Nobody could say the two teams had been instructed to forego their competitive instincts and, early on, Belgium’s players could still be seen trying to convince the referee that the ball might have crossed the goal-line line after Gary Cahill got back to save Pickford from an embarrassing mistake. Equally, there were other times when whistles could be heard from the crowd. This had once been such an attractive fixture but it was just inevitable, with both teams experimenting the way they were, that something was lost. The tempo had changed. England had played with so much raw energy in their first two games. Belgium had, too. But not here. The tell-tale sign was when the first Mexican wave snaked round the stadium. On and on it went until it reached the end decorated in St George’s flags and, as always, died out immediately. Another one started and the same again. It made for an interesting spectacle — the people throwing their arms in the air versus the saboteurs — but this was midway through the first half and didn’t say an awful lot for the match. An enthralled crowd doesn’t usually have to make its own entertainment.

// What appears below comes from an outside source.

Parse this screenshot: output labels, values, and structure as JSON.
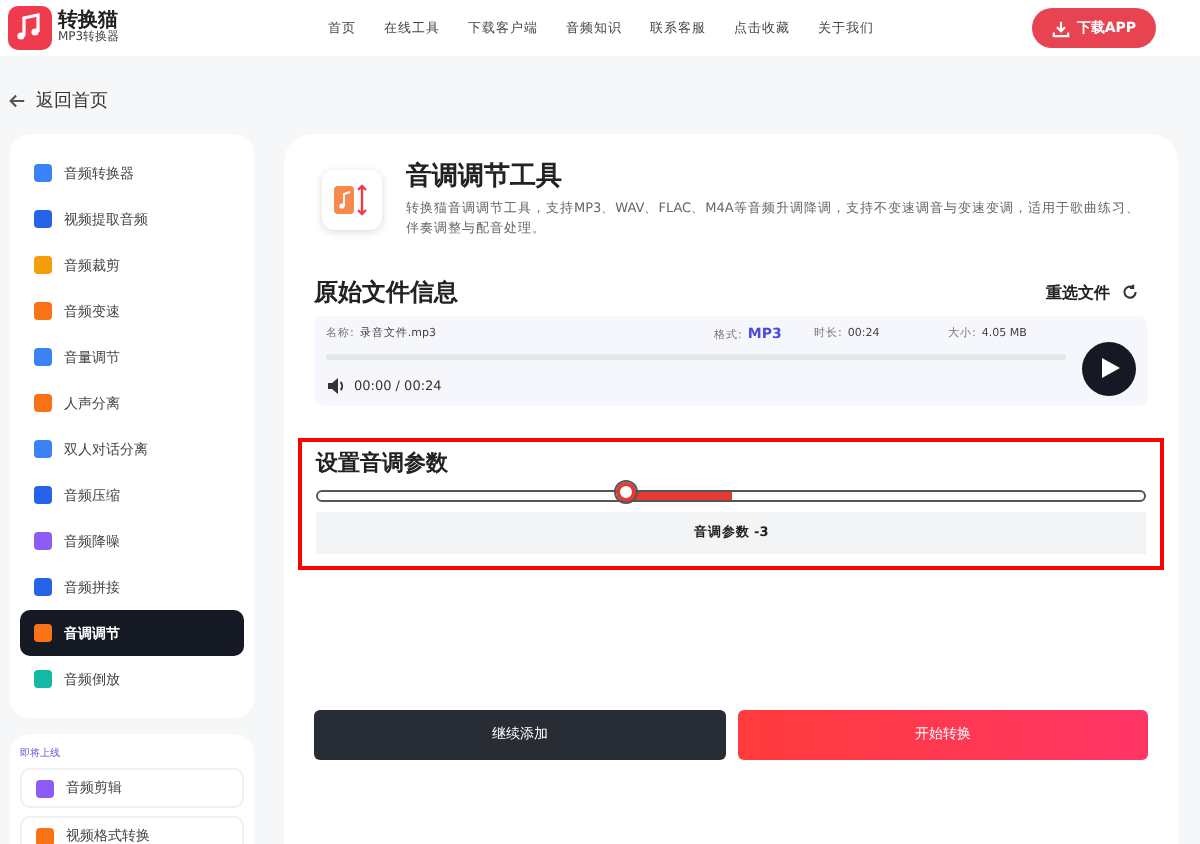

The first half was a stinker in which England barely created a noteworthy chance. Marcus Rashford flickered only sporadically. Jamie Vardy found it difficult to make any kind of favourable impression and England’s newly installed wing-backs, Trent Alexander-Arnold and Danny Rose, seemed reluctant to venture too far forward. Rose, in particular, had a poor evening because he will have to accept a sizeable degree of the culpability for Belgium’s goal. Januzaj deserves a lot of credit on the basis it was a splendid strike from the former Manchester United player once he had twisted past Rose with a little shimmy, a drag-back and a change of body direction. From an England perspective, however, Rose was beaten too easily and it was a flat-footed attempt to stop the danger. Januzaj was coming in from the right and, once he had gone past his nearest opponent, he let fly from just inside the penalty area and beat Pickford with a diagonal, rising shot despite the goalkeeper getting his fingers to the ball. Finally, there was a sense of urgency from England’s players. Yet when Southgate made his first attacking substitution it was Danny Welbeck who came on rather than Kane, the player currently top of the Golden Boot scoring chart. Rashford had England’s best chance of the night when Vardy sent him running clear through the middle. An equaliser would have changed everything but Rashford could not beat Thibaut Courtois and we will know next Tuesday whether the ramifications are serious.